While an expansion of the area eligible for Catchment Sensitive Farming (CSF) advice has been welcomed there are concerns that it does not signal an increase in the reach of actual grant funding.
Sam Dale, Rural Associate Director at GSC Grays believes the question of funding is important and would support a system based on a water quality risk on a case-by-case basis rather than the current pre-defined areas.
He explained: “It is obviously positive news that all farmers in England are now able to access CSF advice that was previously only accessible by farmers in high or medium priority areas in relation to water quality.
“However, this must not be mistaken with grant funding being available to all, this area expansion only relates to advice.
“Certain water quality capital items such as concrete yard renewal and roofing over manure storage or sprayer wash down areas will remain only accessible to farmers with strong justification and within priority areas. Other Countryside Stewardship options will continue to be available to all areas.
“Farmers in pretty much all sectors are experiencing greater levels of financial risk currently and funds may not be available to implement all CSF advice without grant assistance.
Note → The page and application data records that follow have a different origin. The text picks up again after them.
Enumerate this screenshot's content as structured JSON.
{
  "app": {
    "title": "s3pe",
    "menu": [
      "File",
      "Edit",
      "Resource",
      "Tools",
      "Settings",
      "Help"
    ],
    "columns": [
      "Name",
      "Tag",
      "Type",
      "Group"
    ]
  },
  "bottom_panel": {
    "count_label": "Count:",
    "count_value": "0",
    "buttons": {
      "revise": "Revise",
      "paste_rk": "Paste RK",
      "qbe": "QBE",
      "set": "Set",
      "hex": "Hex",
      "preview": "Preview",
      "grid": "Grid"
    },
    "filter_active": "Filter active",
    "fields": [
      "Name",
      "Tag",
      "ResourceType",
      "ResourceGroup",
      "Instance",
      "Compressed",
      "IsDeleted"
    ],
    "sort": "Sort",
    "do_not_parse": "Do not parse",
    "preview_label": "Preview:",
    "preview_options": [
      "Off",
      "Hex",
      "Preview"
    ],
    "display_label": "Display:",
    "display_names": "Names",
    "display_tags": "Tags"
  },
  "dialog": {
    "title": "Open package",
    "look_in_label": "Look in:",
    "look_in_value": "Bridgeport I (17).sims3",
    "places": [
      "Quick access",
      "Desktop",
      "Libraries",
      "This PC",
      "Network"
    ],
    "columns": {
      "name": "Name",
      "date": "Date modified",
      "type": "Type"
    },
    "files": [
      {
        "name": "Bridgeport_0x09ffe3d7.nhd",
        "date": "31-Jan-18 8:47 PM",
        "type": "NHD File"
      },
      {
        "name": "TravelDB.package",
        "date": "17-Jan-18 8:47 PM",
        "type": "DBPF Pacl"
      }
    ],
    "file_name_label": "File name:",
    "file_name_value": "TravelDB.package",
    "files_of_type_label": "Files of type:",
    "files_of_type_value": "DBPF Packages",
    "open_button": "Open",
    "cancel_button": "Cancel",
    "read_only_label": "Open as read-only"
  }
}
As a result, there is a strong argument for a system whereby businesses were assessed case by case on a water quality risk basis rather than pre-defined areas.”
Government figures show that since 2006, 24,000 farms have benefited from CSF advice, helping farmers take more than 80,000 positive actions to reduce pollution. Reductions in agricultural pollutants include nitrogen levels, which are down 4%, phosphorus levels, which have decreased by 8%, and a 12% reduction in sediment.